About this task -
I need every line of the material below that includes the string "кладки".

** Material for the task follows **

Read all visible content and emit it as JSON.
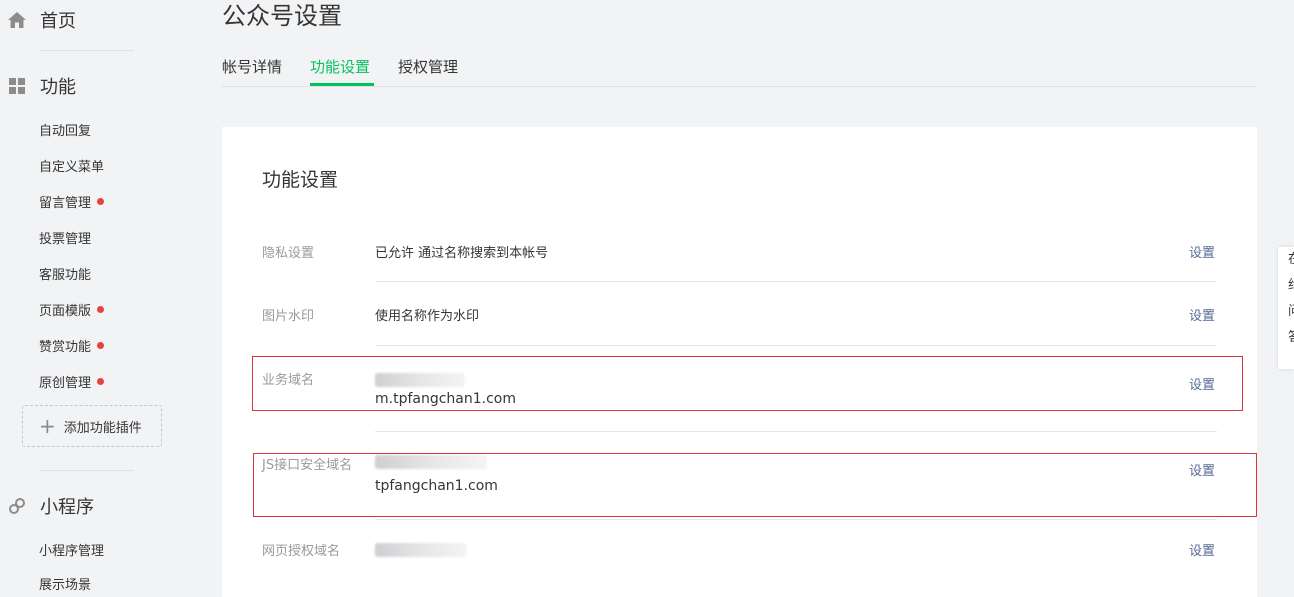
{
  "sidebar": {
    "home": "首页",
    "features": "功能",
    "feature_items": [
      {
        "label": "自动回复",
        "dot": false
      },
      {
        "label": "自定义菜单",
        "dot": false
      },
      {
        "label": "留言管理",
        "dot": true
      },
      {
        "label": "投票管理",
        "dot": false
      },
      {
        "label": "客服功能",
        "dot": false
      },
      {
        "label": "页面模版",
        "dot": true
      },
      {
        "label": "赞赏功能",
        "dot": true
      },
      {
        "label": "原创管理",
        "dot": true
      }
    ],
    "add_plugin": "添加功能插件",
    "miniprogram": "小程序",
    "mini_items": [
      "小程序管理",
      "展示场景"
    ],
    "icons": {
      "home": "home-icon",
      "features": "grid-icon",
      "miniprogram": "link-icon",
      "add": "plus-icon"
    }
  },
  "page": {
    "title": "公众号设置",
    "tabs": [
      "帐号详情",
      "功能设置",
      "授权管理"
    ],
    "active_tab": "功能设置"
  },
  "card": {
    "title": "功能设置",
    "rows": [
      {
        "label": "隐私设置",
        "value": "已允许 通过名称搜索到本帐号",
        "action": "设置"
      },
      {
        "label": "图片水印",
        "value": "使用名称作为水印",
        "action": "设置"
      },
      {
        "label": "业务域名",
        "value": "m.tpfangchan1.com",
        "action": "设置"
      },
      {
        "label": "JS接口安全域名",
        "value": "tpfangchan1.com",
        "action": "设置"
      },
      {
        "label": "网页授权域名",
        "value": "",
        "action": "设置"
      }
    ]
  },
  "side_tip": [
    "在",
    "约",
    "问",
    "答"
  ],
  "colors": {
    "accent": "#07c160",
    "link": "#576b95",
    "dot": "#e64340",
    "highlight_box": "#d9363e"
  }
}
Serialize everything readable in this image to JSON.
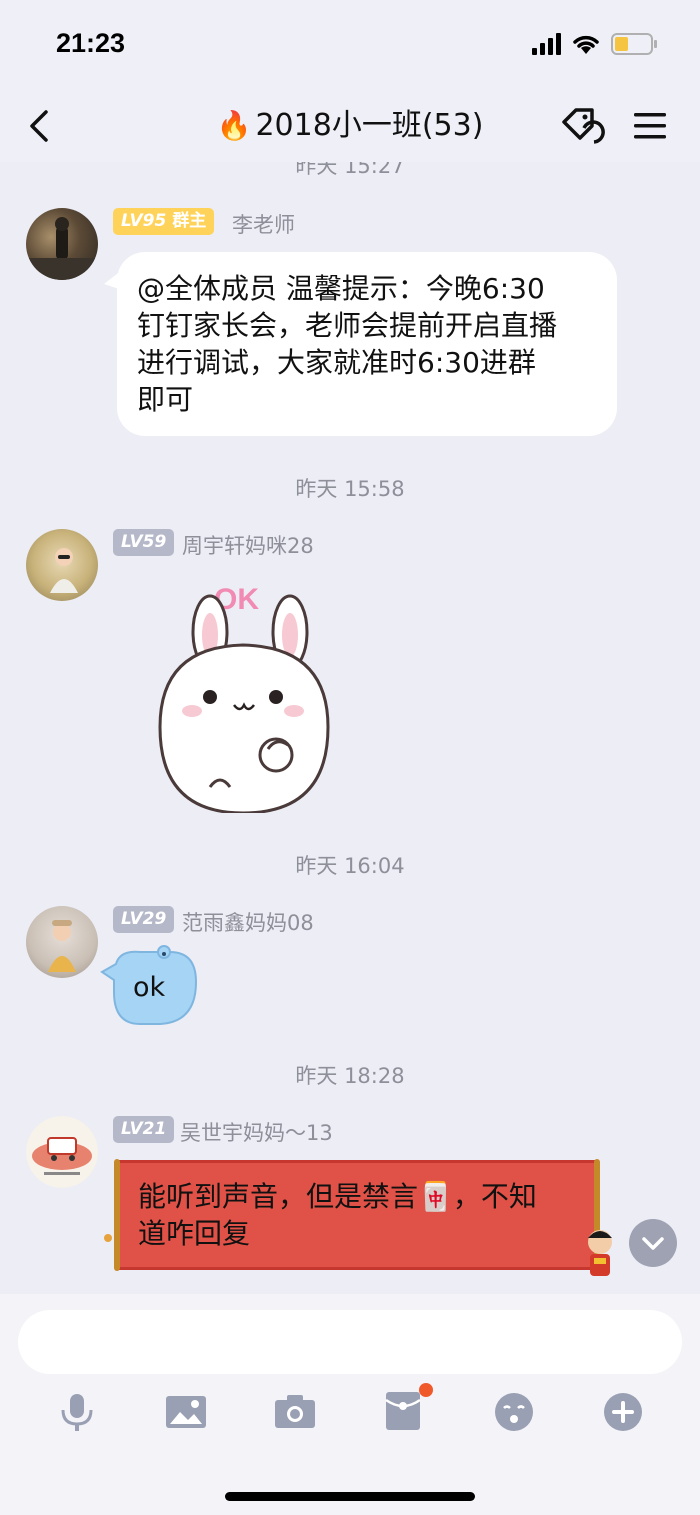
{
  "status_bar": {
    "time": "21:23",
    "icons": [
      "signal-icon",
      "wifi-icon",
      "battery-icon"
    ]
  },
  "nav": {
    "title": "2018小一班(53)",
    "icons": [
      "back-icon",
      "fire-icon",
      "tag-icon",
      "menu-icon"
    ]
  },
  "chat": {
    "partial_timestamp": "昨天 15:27",
    "messages": [
      {
        "timestamp": null,
        "level": "LV95",
        "role": "群主",
        "sender": "李老师",
        "text": "@全体成员 温馨提示：今晚6:30钉钉家长会，老师会提前开启直播进行调试，大家就准时6:30进群即可",
        "lines": [
          "@全体成员 温馨提示：今晚6:30",
          "钉钉家长会，老师会提前开启直播",
          "进行调试，大家就准时6:30进群",
          "即可"
        ]
      },
      {
        "timestamp": "昨天 15:58",
        "level": "LV59",
        "sender": "周宇轩妈咪28",
        "sticker": "ok-bunny-sticker",
        "sticker_text": "OK"
      },
      {
        "timestamp": "昨天 16:04",
        "level": "LV29",
        "sender": "范雨鑫妈妈08",
        "text": "ok"
      },
      {
        "timestamp": "昨天 18:28",
        "level": "LV21",
        "sender": "吴世宇妈妈～13",
        "text": "能听到声音，但是禁言🀄，不知道咋回复",
        "lines": [
          "能听到声音，但是禁言🀄，不知",
          "道咋回复"
        ]
      }
    ]
  },
  "input": {
    "placeholder": "",
    "value": ""
  },
  "toolbar": {
    "icons": [
      "microphone-icon",
      "image-icon",
      "camera-icon",
      "red-packet-icon",
      "emoji-icon",
      "plus-icon"
    ],
    "notification_dot_color": "#f05a2a"
  },
  "colors": {
    "background": "#ecedf5",
    "bubble": "#ffffff",
    "owner_badge": "#ffd35a",
    "member_badge": "#b5b8c8",
    "red_bubble": "#e05247",
    "blue_bubble": "#a6d4f5"
  }
}
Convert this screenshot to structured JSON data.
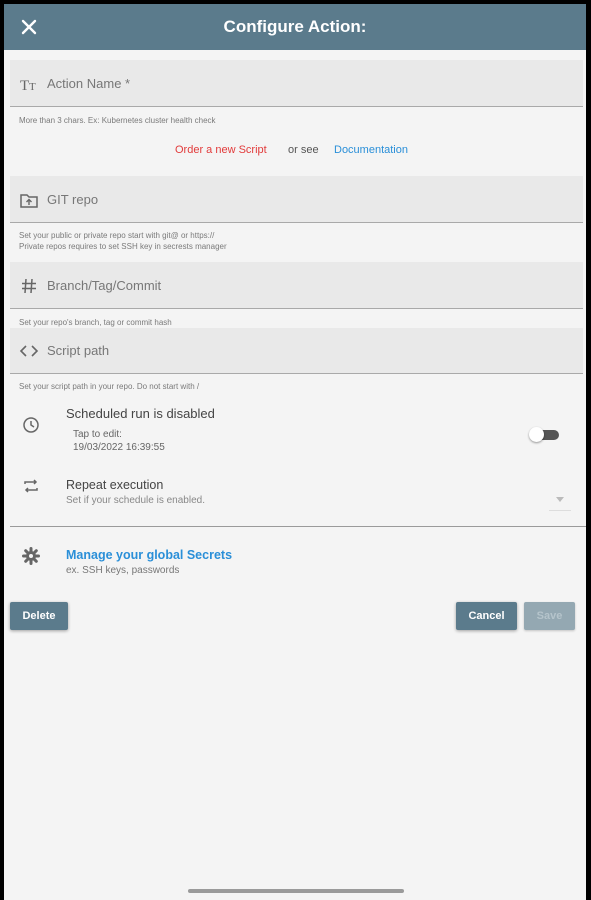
{
  "header": {
    "title": "Configure Action:",
    "close_icon": "close-icon"
  },
  "fields": {
    "action_name": {
      "label": "Action Name *",
      "hint": "More than 3 chars. Ex: Kubernetes cluster health check",
      "icon": "text-format-icon"
    },
    "git_repo": {
      "label": "GIT repo",
      "hint_line1": "Set your public or private repo start with git@ or https://",
      "hint_line2": "Private repos requires to set SSH key in secrests manager",
      "icon": "folder-upload-icon"
    },
    "branch": {
      "label": "Branch/Tag/Commit",
      "hint": "Set your repo's  branch, tag or commit hash",
      "icon": "hash-icon"
    },
    "script_path": {
      "label": "Script path",
      "hint": "Set your script path in your repo. Do not start with /",
      "icon": "code-icon"
    }
  },
  "links": {
    "order": "Order a new Script",
    "or_see": "or see",
    "documentation": "Documentation"
  },
  "schedule": {
    "title": "Scheduled run is disabled",
    "tap_to_edit": "Tap to edit:",
    "datetime": "19/03/2022 16:39:55",
    "enabled": false
  },
  "repeat": {
    "title": "Repeat execution",
    "subtitle": "Set if your schedule is enabled."
  },
  "secrets": {
    "title": "Manage your global Secrets",
    "subtitle": "ex. SSH keys, passwords"
  },
  "buttons": {
    "delete": "Delete",
    "cancel": "Cancel",
    "save": "Save"
  },
  "colors": {
    "header": "#5b7b8c",
    "link_red": "#e23b3b",
    "link_blue": "#2a8fd8",
    "background": "#f4f4f4"
  }
}
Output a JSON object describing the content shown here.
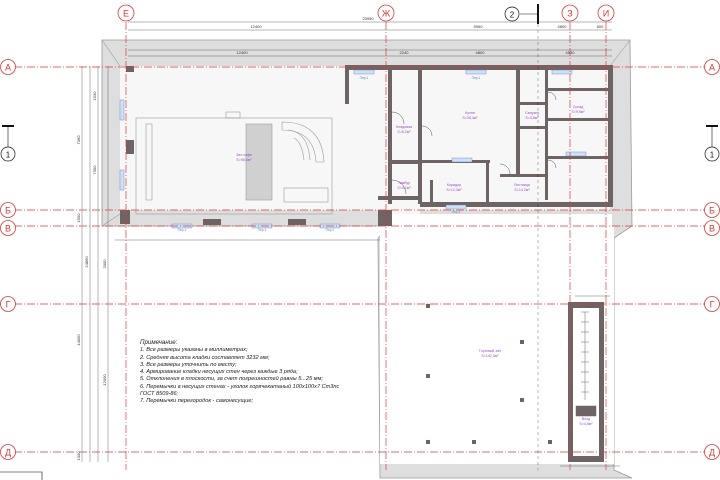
{
  "axes": {
    "vertical": [
      "Е",
      "Ж",
      "З",
      "И"
    ],
    "horizontal": [
      "А",
      "Б",
      "В",
      "Г",
      "Д"
    ],
    "numbered": [
      "1"
    ],
    "section_mark": "2"
  },
  "dimensions": {
    "top_overall": "23950",
    "top_chain": [
      "12400",
      "5950",
      "4800",
      "800"
    ],
    "top_sub": [
      "12400",
      "2240",
      "4800",
      "4530"
    ],
    "left_chain": [
      "7060",
      "1900",
      "14000",
      "1300"
    ],
    "left_overall": "24860",
    "left_sub": [
      "1530",
      "7300",
      "2000",
      "12000"
    ]
  },
  "rooms": [
    {
      "name": "Зал кафе",
      "area": "S=98,6м²"
    },
    {
      "name": "Торговый зал",
      "area": "S=192,5м²"
    },
    {
      "name": "Кухня",
      "area": "S=28,4м²"
    },
    {
      "name": "Кладовая",
      "area": "S=6,2м²"
    },
    {
      "name": "Санузел",
      "area": "S=3,8м²"
    },
    {
      "name": "Тамбур",
      "area": "S=4,1м²"
    },
    {
      "name": "Коридор",
      "area": "S=12,3м²"
    },
    {
      "name": "Склад",
      "area": "S=9,5м²"
    },
    {
      "name": "Лестница",
      "area": "S=14,2м²"
    },
    {
      "name": "Вход",
      "area": "S=4,8м²"
    }
  ],
  "lintel_tag": "Пер-1",
  "notes": {
    "title": "Примечание:",
    "lines": [
      "1. Все размеры указаны в миллиметрах;",
      "2. Средняя высота кладки составляет 3232 мм;",
      "3. Все размеры уточнить по месту;",
      "4. Армирование кладки несущих стен через каждые 3 ряда;",
      "5. Отклонения в плоскости, за счет погрешностей равны 5...25 мм;",
      "6. Перемычки в несущих стенах - уголок горячекатаный 100х100х7 Ст3пс",
      "ГОСТ 8509-86;",
      "7. Перемычки перегородок - самонесущие;"
    ]
  },
  "colors": {
    "axis_line": "#d93a3a",
    "axis_text": "#d93a3a",
    "wall_fill": "#6e6464",
    "roof_fill": "#dedede",
    "dim_line": "#4a4a4a",
    "room_label": "#9b4fc8"
  }
}
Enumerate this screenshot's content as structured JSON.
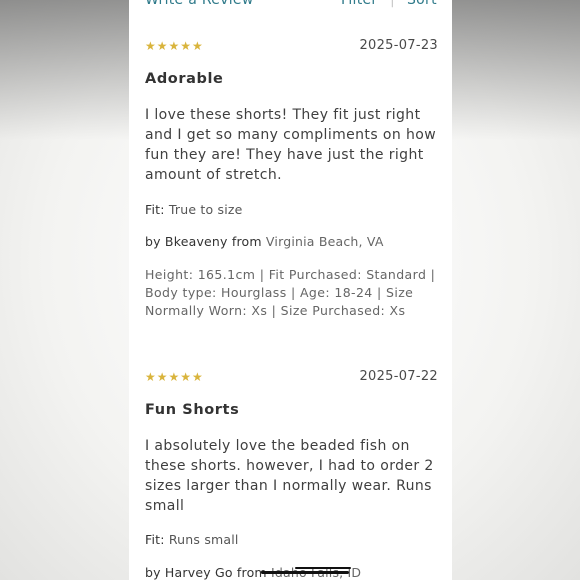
{
  "toolbar": {
    "write_review": "Write a Review",
    "filter": "Filter",
    "separator": "|",
    "sort": "Sort"
  },
  "reviews": [
    {
      "stars": "★★★★★",
      "rating": 5,
      "date": "2025-07-23",
      "title": "Adorable",
      "body": "I love these shorts!   They fit just right and I get so many compliments on how fun they are!  They have just the right amount of stretch.",
      "fit_label": "Fit:",
      "fit_value": "True to size",
      "by_label": "by",
      "author": "Bkeaveny",
      "from_label": "from",
      "location": "Virginia Beach, VA",
      "attributes": "Height: 165.1cm   |   Fit Purchased: Standard   |   Body type: Hourglass   |   Age: 18-24   |   Size Normally Worn: Xs   |   Size Purchased: Xs"
    },
    {
      "stars": "★★★★★",
      "rating": 5,
      "date": "2025-07-22",
      "title": "Fun Shorts",
      "body": "I absolutely love the beaded fish on these shorts.  however, I had to order 2 sizes larger than I normally wear.  Runs small",
      "fit_label": "Fit:",
      "fit_value": "Runs small",
      "by_label": "by",
      "author": "Harvey Go",
      "from_label": "from",
      "location": "Idaho Falls, ID"
    }
  ],
  "colors": {
    "star": "#d9b43c",
    "link": "#2f7a8a",
    "redaction": "#111111"
  }
}
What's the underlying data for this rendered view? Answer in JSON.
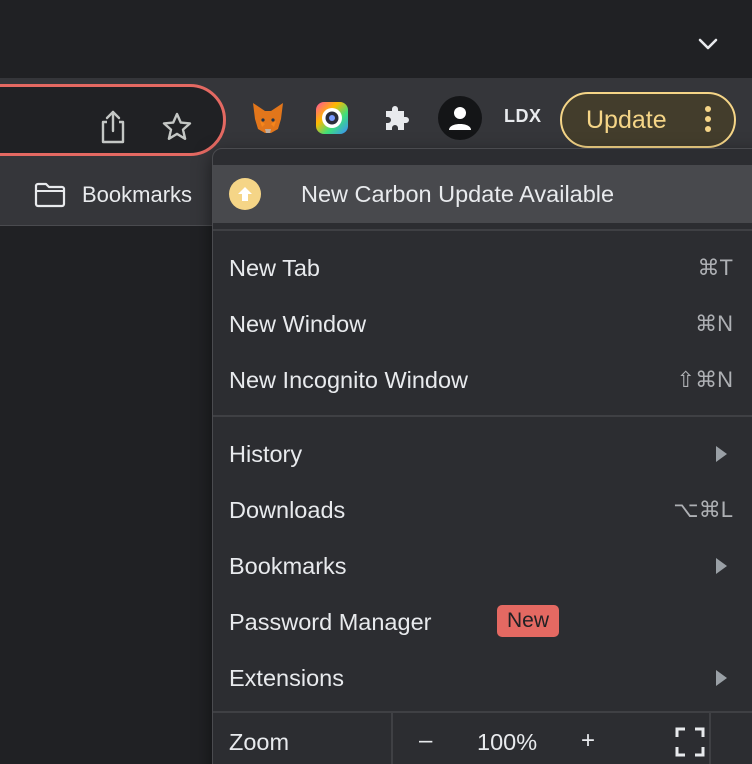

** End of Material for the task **

Answer for the task -
      "2. Средняя высота кладки составляет 3232 мм;",
      "4. Армирование кладки несущих стен через каждые 3 ряда;",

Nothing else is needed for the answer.